___ Given records ___
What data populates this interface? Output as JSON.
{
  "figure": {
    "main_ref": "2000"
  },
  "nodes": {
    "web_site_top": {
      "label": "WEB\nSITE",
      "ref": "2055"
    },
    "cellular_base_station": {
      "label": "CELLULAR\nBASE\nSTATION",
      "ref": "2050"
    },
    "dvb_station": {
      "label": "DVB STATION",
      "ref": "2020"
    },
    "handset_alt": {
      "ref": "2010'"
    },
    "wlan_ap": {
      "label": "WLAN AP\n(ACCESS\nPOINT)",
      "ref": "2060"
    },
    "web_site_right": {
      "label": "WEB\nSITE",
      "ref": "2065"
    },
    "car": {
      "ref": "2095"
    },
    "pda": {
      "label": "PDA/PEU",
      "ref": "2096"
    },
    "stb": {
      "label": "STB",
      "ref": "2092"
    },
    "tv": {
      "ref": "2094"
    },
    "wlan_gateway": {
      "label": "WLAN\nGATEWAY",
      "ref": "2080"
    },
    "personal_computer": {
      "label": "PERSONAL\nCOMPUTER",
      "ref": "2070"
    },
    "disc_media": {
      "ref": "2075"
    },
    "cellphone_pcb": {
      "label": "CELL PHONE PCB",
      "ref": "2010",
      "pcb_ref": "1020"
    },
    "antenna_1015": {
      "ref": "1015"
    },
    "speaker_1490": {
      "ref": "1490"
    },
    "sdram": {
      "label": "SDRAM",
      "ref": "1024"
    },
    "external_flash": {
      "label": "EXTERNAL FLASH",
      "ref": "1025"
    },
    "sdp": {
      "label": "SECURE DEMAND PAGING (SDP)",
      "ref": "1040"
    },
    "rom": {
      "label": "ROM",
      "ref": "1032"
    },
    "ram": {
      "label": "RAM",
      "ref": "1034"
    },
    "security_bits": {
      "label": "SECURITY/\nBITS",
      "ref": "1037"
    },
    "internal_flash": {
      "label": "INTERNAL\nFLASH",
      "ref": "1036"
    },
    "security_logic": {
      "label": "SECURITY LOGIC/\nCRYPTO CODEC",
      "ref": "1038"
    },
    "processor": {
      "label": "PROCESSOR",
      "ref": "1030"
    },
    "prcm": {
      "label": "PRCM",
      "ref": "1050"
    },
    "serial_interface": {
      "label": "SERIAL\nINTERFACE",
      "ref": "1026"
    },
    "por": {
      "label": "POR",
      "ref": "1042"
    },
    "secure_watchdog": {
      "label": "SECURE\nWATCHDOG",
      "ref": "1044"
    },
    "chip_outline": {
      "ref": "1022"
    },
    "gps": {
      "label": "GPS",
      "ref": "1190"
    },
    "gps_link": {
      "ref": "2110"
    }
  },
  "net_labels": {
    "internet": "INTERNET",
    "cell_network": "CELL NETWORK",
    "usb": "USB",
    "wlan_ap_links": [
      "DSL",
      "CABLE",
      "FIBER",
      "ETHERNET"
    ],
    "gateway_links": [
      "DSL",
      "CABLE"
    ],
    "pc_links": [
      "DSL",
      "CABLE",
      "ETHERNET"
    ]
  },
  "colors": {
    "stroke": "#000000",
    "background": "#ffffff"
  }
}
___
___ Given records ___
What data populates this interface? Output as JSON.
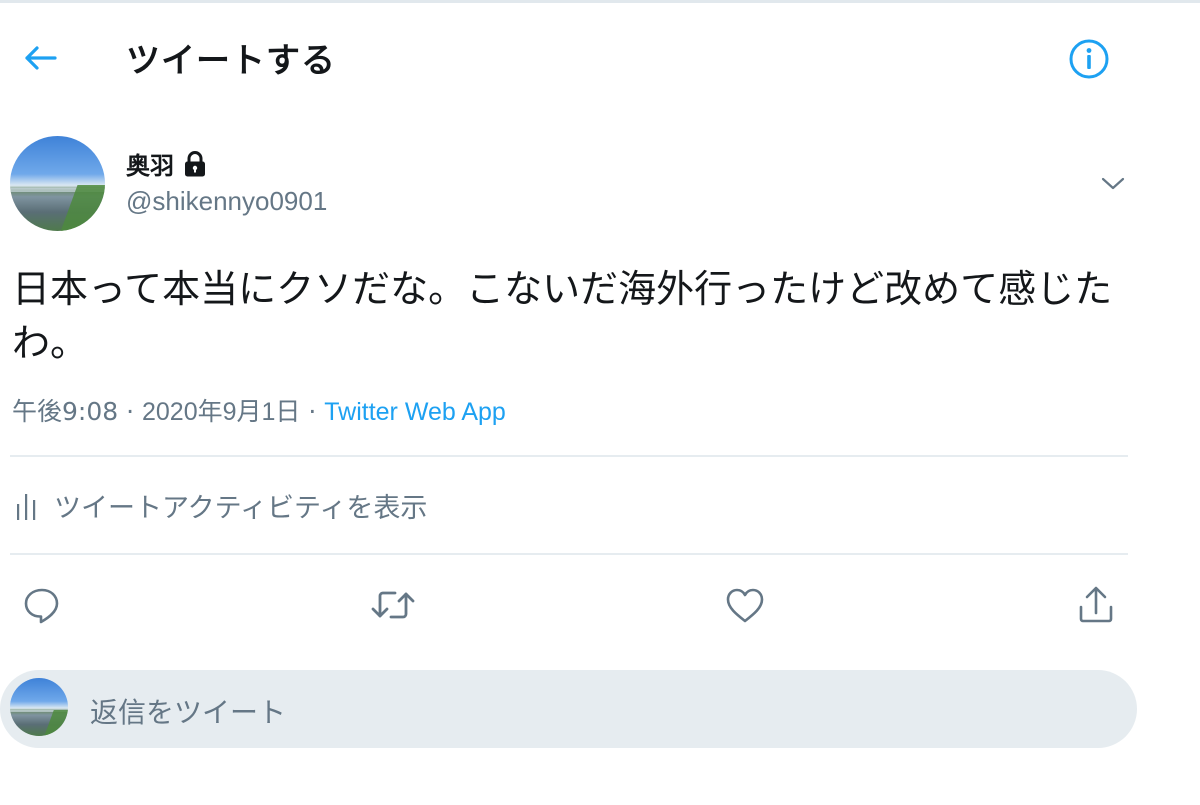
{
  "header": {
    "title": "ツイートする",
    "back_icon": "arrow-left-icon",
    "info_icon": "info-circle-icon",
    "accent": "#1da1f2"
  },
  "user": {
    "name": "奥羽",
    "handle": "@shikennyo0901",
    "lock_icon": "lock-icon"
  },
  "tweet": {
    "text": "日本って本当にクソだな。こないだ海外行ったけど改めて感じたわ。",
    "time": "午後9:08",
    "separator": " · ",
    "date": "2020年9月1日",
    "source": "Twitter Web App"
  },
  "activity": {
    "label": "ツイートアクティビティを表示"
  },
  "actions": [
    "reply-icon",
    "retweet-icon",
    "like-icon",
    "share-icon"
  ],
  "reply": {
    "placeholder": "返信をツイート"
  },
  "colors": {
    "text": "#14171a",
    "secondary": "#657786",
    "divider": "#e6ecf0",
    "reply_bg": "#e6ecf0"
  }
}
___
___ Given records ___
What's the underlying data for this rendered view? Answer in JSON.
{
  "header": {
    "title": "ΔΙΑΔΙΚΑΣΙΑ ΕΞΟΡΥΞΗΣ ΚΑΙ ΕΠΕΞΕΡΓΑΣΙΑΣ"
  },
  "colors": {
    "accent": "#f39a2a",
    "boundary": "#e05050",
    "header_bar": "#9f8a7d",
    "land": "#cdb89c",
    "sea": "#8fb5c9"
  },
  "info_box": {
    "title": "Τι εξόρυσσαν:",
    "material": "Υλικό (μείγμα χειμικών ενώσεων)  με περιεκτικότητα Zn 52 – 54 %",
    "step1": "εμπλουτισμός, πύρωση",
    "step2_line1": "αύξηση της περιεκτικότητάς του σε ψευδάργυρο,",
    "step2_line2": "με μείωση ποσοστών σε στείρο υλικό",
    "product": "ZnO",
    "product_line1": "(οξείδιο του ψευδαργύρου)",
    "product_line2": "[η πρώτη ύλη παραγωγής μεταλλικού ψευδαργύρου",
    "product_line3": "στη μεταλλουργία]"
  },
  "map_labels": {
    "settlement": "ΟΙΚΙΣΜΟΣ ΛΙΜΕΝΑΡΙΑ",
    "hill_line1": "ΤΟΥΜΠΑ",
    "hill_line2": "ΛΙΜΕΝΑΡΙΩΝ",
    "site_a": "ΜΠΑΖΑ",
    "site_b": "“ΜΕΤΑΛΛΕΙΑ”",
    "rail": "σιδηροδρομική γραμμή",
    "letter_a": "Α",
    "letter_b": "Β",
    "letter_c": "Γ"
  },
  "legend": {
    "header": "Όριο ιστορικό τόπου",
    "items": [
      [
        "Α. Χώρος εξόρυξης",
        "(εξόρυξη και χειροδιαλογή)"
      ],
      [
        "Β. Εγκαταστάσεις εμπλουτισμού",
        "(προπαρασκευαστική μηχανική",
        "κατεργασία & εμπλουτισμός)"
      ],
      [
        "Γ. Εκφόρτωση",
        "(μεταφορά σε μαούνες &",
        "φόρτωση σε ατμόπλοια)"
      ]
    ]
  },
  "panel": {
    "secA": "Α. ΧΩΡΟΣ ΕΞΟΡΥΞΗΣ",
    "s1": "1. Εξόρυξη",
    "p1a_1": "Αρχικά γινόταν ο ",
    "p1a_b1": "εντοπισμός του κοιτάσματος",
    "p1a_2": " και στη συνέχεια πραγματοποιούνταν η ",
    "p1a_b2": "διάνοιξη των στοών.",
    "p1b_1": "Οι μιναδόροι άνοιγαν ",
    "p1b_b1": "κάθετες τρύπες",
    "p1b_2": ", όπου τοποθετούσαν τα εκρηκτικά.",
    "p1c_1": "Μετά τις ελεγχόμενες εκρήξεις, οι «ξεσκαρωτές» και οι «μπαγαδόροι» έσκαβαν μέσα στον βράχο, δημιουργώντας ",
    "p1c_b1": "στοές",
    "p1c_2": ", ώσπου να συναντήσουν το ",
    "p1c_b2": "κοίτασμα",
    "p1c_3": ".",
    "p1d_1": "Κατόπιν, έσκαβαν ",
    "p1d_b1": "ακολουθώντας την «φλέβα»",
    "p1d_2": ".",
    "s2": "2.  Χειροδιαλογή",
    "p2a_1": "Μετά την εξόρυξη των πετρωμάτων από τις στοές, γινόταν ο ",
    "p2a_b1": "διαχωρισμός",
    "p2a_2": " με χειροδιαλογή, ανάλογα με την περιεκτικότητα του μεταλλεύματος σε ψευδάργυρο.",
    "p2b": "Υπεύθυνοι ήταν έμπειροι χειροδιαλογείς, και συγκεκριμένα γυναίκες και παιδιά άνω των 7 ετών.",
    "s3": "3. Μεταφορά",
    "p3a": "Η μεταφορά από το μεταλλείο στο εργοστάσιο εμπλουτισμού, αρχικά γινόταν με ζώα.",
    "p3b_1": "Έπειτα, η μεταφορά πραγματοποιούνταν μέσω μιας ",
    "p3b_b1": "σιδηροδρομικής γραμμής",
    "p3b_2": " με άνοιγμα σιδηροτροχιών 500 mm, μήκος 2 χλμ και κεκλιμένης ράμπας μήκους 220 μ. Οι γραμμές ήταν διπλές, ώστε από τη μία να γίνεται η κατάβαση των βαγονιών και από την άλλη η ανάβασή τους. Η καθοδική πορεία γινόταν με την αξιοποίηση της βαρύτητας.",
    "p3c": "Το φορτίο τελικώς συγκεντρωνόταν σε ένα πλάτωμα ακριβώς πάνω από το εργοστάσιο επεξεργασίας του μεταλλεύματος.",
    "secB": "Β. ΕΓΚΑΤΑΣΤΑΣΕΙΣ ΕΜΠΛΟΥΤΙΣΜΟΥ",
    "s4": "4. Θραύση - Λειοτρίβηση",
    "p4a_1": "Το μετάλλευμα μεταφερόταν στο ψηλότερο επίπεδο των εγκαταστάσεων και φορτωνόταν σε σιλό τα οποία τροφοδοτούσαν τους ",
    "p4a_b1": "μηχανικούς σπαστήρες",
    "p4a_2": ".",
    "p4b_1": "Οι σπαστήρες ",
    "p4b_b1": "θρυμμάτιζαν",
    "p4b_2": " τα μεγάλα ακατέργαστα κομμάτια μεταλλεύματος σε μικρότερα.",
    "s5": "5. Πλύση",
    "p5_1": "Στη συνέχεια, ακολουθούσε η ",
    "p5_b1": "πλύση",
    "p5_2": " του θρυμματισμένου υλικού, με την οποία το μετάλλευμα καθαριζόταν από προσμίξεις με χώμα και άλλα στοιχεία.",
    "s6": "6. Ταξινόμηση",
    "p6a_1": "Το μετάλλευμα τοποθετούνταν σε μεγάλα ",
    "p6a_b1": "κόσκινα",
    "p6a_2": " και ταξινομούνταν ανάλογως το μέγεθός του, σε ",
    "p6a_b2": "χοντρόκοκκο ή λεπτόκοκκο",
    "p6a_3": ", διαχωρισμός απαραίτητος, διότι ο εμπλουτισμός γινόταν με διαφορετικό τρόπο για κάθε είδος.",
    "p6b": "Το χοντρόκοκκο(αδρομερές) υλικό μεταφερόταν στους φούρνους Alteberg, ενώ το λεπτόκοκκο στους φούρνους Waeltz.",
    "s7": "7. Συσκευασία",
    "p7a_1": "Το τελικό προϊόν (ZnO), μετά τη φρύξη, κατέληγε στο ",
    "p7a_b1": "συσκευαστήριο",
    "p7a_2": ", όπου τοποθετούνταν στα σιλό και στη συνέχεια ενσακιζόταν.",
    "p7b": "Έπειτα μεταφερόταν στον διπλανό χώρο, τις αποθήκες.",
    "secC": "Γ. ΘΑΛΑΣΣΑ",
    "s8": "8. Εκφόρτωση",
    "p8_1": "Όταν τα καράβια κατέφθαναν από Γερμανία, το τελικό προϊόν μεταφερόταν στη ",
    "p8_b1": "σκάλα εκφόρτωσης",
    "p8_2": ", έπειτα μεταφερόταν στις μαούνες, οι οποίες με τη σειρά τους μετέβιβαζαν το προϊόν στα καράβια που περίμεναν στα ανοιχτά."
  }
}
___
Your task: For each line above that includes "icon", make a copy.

Solution for this task:
    "back_icon": "arrow-left-icon",
    "info_icon": "info-circle-icon",
    "lock_icon": "lock-icon"
    "reply-icon",
    "retweet-icon",
    "like-icon",
    "share-icon"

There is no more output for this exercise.